Sylius, left, and Bridgette Toussaint unpack their meals prepared by members of the Preston Windrush Covid Response team, in Preston, England, Friday Feb. 19, 2021. (AP Photo/Jon Super)

The Windrush Generation is named after the ship that carried the first migrants from the Caribbean in 1948. It came to Britain following a government call for workers from throughout the Empire to help rebuild the country after World War II.

But in 2018, long-term legal residents lost jobs, homes, and the right to free medical care as part of a crackdown on illegal immigration. Many arrived to Britain from the Caribbean as children. They did not have paperwork proving their right to live in Britain. Some were detained. An unknown number were deported to countries they did not know or remember.

When the coronavirus pandemic struck Britain, the free-spirited Andrew did not want the community to be victimized again. So, she created the food program. Her food honors the tastes of the people she grew up with.

She uses the best food she can find. “They’re worth it,” she said. “They brought us up, they’ve taught us so many things. They gave up their life in the Caribbean to come here.’’

In addition to food, the volunteers offer a bit of human contact.

The loneliness of the past year has been painful for many of the seniors. When the hot meals arrive, they get to talk with the volunteers and share stories.

Sylius Toussaint is 81 and came from the island nation of Dominica in 1960. He said talking with the volunteers helps him as much as the food does.

He told the Associated Press, “They say ‘hello’ and give you a meal, and maybe for just a few seconds at least you see someone new; someone you haven’t seen all week,” Toussaint says, smiling at his wife. “If you are on your own, it is so nice to see a fresh face — especially bringing gifts.”

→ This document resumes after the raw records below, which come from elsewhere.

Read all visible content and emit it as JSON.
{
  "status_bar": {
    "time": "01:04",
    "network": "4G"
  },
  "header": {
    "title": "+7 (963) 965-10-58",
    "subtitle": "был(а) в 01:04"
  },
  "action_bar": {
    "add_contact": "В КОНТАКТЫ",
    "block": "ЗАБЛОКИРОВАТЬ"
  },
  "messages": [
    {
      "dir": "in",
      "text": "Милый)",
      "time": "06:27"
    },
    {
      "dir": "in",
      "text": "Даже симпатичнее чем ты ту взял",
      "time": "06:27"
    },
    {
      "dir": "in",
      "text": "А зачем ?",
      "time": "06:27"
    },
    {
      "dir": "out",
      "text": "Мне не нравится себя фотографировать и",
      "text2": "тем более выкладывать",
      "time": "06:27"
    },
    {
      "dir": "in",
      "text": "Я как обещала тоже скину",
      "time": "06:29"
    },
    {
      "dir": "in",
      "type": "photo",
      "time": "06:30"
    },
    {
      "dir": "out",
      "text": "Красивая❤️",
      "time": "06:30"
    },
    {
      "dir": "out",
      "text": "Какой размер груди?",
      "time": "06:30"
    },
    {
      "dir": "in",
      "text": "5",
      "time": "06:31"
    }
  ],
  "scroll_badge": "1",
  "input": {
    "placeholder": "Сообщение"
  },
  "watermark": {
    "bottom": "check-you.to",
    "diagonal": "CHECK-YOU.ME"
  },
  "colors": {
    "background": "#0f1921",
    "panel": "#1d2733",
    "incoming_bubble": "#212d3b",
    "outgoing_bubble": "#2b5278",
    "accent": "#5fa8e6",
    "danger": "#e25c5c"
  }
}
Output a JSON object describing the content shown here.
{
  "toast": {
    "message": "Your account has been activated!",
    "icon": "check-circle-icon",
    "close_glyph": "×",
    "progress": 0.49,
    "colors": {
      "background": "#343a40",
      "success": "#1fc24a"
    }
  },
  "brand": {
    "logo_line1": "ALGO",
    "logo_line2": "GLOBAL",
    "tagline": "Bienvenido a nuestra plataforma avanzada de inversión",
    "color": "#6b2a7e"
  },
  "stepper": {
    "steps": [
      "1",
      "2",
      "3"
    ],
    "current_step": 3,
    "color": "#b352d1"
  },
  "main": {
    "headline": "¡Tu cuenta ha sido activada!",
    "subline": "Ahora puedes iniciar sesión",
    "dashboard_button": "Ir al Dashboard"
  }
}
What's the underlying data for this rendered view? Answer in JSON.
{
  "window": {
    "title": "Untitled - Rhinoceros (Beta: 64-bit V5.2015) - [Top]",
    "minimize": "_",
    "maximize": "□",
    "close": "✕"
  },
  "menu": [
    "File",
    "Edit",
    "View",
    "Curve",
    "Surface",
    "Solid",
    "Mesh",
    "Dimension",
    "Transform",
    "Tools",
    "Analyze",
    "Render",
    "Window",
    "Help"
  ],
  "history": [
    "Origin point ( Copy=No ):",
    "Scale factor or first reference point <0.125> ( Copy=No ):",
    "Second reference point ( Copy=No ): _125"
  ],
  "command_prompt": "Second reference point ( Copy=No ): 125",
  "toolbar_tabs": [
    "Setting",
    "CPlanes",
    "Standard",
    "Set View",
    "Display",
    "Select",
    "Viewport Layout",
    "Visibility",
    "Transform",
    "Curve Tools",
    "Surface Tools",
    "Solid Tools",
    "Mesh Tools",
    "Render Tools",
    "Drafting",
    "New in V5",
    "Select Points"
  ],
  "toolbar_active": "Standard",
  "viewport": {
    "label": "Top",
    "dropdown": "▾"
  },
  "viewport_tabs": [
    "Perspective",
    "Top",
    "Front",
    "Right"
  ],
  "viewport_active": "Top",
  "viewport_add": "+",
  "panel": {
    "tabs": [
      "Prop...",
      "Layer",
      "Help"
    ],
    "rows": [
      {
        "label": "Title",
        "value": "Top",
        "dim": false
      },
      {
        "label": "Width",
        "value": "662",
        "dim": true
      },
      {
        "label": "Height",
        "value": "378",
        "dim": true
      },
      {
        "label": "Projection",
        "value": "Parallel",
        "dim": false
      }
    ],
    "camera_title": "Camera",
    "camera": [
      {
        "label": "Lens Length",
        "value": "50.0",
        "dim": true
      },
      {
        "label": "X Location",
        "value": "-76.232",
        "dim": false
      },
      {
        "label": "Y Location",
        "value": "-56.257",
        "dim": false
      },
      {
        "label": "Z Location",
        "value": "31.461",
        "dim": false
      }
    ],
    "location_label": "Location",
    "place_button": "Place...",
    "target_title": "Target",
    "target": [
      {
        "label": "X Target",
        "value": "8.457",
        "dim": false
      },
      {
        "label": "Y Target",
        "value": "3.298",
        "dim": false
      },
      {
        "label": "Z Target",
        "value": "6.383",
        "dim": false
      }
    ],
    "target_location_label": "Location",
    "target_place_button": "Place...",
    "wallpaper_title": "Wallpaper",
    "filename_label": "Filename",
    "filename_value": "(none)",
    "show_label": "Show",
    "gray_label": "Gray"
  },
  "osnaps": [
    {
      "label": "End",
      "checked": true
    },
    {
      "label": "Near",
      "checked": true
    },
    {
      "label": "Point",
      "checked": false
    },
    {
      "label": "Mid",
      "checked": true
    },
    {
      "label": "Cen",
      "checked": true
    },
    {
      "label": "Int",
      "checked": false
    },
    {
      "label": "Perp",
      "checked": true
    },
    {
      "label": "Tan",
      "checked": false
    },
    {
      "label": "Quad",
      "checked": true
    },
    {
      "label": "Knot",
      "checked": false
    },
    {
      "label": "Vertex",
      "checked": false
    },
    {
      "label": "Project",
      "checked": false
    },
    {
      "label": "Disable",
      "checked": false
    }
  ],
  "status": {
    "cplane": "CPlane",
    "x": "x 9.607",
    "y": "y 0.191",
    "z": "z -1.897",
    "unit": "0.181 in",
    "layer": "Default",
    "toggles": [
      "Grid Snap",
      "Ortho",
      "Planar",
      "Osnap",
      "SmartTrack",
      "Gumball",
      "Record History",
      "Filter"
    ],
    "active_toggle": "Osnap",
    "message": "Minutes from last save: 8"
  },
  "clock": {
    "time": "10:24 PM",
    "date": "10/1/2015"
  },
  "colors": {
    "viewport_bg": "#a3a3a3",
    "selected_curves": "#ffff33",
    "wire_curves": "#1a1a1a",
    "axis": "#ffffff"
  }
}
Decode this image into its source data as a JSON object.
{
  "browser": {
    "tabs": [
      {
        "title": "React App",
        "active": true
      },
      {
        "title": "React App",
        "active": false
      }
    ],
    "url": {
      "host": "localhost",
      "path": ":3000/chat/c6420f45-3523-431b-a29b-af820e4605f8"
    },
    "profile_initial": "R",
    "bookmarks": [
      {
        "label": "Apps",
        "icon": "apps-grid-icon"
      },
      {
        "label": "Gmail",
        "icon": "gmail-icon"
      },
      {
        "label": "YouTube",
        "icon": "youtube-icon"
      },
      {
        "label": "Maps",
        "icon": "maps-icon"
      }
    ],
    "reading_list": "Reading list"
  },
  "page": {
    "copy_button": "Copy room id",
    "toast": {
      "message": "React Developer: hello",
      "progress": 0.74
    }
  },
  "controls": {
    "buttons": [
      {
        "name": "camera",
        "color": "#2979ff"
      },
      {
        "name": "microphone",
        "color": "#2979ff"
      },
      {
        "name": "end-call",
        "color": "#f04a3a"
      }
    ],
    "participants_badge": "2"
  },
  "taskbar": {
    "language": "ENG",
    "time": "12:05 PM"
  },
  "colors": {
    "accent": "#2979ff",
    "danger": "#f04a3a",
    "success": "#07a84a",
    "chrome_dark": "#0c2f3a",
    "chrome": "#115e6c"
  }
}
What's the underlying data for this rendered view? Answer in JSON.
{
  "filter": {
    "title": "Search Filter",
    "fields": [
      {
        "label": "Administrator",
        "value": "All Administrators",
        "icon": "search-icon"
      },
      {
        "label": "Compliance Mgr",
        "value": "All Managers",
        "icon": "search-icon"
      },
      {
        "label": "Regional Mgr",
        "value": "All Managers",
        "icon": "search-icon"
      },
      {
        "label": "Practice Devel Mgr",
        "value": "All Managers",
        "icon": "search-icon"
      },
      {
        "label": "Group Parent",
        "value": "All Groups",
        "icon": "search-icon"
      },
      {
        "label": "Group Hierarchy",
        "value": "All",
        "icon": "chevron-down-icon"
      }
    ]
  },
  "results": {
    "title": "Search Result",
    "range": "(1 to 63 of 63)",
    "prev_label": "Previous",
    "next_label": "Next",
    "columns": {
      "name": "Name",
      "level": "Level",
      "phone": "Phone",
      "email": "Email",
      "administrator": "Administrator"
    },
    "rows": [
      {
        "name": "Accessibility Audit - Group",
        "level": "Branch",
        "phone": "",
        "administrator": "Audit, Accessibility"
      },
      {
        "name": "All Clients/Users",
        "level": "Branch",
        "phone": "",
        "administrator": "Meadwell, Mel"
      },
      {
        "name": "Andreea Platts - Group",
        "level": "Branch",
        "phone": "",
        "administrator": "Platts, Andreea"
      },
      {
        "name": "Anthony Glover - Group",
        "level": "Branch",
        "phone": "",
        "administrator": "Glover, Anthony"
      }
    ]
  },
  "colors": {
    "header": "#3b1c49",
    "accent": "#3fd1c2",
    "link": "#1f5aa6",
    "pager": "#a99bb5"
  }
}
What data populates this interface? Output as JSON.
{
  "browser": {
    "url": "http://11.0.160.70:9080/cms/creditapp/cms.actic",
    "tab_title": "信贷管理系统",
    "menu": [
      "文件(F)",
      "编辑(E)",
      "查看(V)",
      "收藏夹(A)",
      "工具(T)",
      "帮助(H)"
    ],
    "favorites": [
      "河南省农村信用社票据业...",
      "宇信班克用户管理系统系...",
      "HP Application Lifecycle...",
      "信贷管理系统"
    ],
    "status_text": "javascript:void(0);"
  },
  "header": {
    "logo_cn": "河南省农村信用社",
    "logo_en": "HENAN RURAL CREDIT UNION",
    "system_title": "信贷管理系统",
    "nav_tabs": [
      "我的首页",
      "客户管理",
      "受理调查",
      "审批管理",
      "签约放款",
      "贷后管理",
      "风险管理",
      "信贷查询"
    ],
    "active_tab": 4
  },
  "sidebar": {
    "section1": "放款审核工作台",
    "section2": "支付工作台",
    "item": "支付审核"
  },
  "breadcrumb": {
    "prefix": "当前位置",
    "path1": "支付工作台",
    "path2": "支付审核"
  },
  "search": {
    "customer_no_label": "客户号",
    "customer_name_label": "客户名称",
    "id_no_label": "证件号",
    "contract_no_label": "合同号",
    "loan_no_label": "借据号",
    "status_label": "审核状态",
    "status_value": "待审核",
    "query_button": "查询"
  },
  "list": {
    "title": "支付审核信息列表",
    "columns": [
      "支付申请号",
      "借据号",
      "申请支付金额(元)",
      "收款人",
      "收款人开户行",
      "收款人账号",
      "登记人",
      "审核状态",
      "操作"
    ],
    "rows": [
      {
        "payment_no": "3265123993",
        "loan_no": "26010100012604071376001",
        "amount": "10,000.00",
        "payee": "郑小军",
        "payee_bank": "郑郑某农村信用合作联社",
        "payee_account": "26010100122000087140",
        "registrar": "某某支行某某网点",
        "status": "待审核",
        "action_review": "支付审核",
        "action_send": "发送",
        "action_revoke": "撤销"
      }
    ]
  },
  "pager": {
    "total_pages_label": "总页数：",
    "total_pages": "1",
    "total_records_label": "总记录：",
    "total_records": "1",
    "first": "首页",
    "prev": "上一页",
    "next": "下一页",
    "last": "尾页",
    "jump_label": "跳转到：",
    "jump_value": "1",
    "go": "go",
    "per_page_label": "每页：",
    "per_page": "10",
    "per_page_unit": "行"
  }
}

Britain’s COVID-19 vaccination program may soon mean lockdown restrictions will be eased. But Andrew wants to keep making and sharing her island meals.

The project runs on donations and the energy of Andrew. She seems to be in several places at once as she organizes the volunteers.

In the future, she said, she hopes to find a place where the community can meet and spend time together. But for now, the volunteers plan to continue to connect with the community through food.

I’m Anna Matteo.

Danica Kirka reported this story from London for the Associated Press. Anna Matteo adapted it for VOA Learning English. Ashley Thompson was the editor.


Words in This Story

oven – n. a piece of cooking equipment that is used for baking or roasting food

soul – n. the essential or most important part of something

flavor – n. the quality of something that affects the sense of taste

freeze – v. to become a hard substance (such as ice) because of cold

resident – n. living in a place for some length of time

deportation – n. the removal from a country of an alien whose presence is unlawful or prejudicial

crackdown – n. a serious attempt to punish people for doing something that is not allowed : an increased effort to enforce a law or rule

lockdown – n. the confinement of prisoners to their cells for a temporary period as a security measure